Are you talking about inkscape SVG which also save many details for inkscape or raw/small svg saved by inkscape ? Those if needed could use a patch if theyre too big and there are low hanging fruits
Why? Why minify everything? It all gets gzipped at the HTTP layer anyway! I truly cannot understand this need to minify everything (JS included)
I started by downvoting your comment, and I realized I was choosing the cowardly way of reacting. I am saying this just to illustrate my own shallow reading of your comment at first and how I was avoiding actually being helpful.
The short answer is that 99% of the time no purpose is being served by that cruft except to be bloat. Minifiers remove that cruft and optimize for the intended audience, which is machines.
The longer answer is that in optimizing for machines, you're also optimizing for humans in the long run. Anyone stuck with a 2G connection, dial-up, or Bluetooth tethered device, or a new ultra low powered device on a different CPU architecture, will appreciate not having to operate solely in the world of gigabit+ connections, 8GB mobile devices, or 8 core hyperfast CPUs. Realize that such use cases still exist, and for very legitimate, not truly edge cases.
Think of pages with hundreds or thousands of vector images. Not everyone can afford to run a Blink-powered browser or have CPU cycles for days. Every little bit helps.
Edit to fix typo and add further clarity.
Fun fact! SVG is one of those things that is often easy to minify down below your nginx/apache/cdn minimum gzip length.
If your SVG files are < ~1kb, it's usually faster to just not gzip them.
If they're < ~150b, gzipping will probably make both slower _and_ bigger.
Because when the browser un-gzips it, it takes a lot more memory than the minified version. And everyone seems to complain about browser bloat.
It doesn't always get gzipped. That is highly dependent on the server.

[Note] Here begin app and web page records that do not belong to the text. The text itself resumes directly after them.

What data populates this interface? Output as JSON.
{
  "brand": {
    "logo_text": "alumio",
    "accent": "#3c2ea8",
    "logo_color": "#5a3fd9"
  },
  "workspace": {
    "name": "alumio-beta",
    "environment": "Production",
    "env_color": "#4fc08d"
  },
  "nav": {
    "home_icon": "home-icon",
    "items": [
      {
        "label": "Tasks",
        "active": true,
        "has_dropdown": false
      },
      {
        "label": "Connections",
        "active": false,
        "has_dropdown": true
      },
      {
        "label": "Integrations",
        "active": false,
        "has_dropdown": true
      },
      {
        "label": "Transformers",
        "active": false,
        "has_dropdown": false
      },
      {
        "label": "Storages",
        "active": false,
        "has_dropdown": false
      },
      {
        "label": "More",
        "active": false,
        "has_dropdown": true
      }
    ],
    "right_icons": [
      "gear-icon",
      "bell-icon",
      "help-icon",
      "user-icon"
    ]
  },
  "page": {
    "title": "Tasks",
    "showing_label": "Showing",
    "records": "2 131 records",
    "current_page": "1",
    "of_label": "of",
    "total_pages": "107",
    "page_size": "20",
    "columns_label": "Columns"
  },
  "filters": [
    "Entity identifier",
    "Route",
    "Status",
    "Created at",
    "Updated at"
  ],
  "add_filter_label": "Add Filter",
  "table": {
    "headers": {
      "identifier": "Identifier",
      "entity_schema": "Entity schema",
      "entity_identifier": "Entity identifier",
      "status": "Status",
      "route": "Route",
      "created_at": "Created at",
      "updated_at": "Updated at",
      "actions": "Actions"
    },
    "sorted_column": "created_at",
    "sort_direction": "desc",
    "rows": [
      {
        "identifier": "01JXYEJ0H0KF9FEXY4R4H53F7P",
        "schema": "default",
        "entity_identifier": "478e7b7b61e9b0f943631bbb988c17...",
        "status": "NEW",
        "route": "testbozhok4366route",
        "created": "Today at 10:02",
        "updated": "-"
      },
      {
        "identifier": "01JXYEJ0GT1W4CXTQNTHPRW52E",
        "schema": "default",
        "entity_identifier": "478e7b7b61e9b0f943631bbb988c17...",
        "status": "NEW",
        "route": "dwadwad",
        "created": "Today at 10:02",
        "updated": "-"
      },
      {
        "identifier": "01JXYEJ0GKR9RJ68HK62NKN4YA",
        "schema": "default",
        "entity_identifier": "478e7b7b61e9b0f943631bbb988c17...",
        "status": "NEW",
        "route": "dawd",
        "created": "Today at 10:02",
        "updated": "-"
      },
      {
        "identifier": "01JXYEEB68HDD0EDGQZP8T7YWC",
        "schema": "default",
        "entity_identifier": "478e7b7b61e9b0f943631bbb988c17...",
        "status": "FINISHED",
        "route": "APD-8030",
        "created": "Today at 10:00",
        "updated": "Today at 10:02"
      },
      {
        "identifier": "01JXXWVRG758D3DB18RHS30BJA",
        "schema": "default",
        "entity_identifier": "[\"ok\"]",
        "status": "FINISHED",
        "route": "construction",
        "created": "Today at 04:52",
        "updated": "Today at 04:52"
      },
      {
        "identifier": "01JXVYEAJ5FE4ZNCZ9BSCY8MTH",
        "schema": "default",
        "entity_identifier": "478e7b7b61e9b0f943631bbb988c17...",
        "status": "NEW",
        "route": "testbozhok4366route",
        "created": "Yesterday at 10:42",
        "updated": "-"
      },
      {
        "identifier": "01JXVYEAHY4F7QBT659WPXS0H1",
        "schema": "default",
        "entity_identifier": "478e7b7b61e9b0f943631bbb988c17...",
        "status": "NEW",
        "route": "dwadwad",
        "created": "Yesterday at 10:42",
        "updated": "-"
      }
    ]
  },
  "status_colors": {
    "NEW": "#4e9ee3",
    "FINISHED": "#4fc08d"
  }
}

Minification usually reduces code size, and some minifiers will also implement various optimizations.
Did you read the article? SVGs are super crufty and extremely easy to optimize.
In general I'd recommend the opposite: don't minify anything unless necessary, prettify it instead. Every plaintext-based format file should be optimized for human readability unless you actually need to make it hard to read (e.g. you are developing a proprietary product not meant to be open-source) or your bandwidth is limited so severely that every single byte matters.

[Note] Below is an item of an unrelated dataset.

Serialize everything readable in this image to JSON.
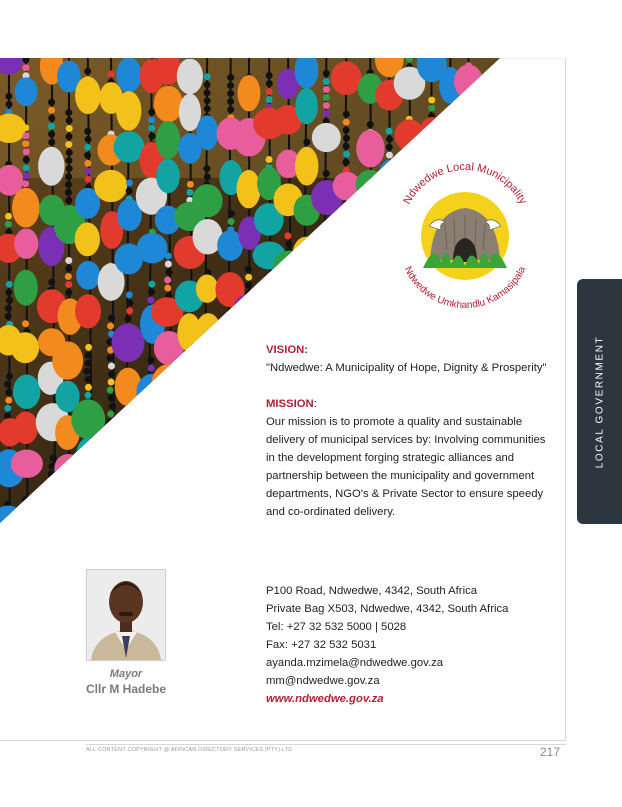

Nevertheless the kind of minification demonstrated in the example (removing Inkscape bloat) feels really great and actually makes the file more human-readable. This reminds me of HTML files generated by MS Word and other WYSIWG editors which included tons of bloat code that actually harmed rendering (needless to say human readability).
I completely disagree. It's trivial enough to run any minified file through a prettifier.

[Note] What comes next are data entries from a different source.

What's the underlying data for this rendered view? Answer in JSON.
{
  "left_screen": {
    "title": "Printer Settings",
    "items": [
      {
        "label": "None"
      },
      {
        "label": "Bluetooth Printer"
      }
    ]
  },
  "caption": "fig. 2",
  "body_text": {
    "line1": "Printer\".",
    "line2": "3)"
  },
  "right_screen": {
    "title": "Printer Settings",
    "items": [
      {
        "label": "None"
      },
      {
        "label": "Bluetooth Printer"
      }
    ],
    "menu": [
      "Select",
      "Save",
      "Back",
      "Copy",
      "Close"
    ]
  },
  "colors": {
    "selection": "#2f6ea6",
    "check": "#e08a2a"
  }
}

Even in the first world, on a spotty mobile connection every single byte matters, and some of your users are almost always going to be in that situation some of the time.
Think of minifying as "compiling" for the web. A good dev makes their site performant, and doesn't care about generating readable source code for end-users which 99.9% of them don't care about.
If you want to expose the site's source code to the world in a readable format, then just publish it on GitHub as well, which is the audience that might actually care.
Readable plaintext files are for developers on your team. Not for end users of your product.
I'm not sure I agree in the usual case. This is sort of what sourcemaps are for. Provide a link in a comment in the resource source to a prettified or at least non-minified version at a separate URL. The typical user won't need to download the extra bytes, but you can still access the original if you want.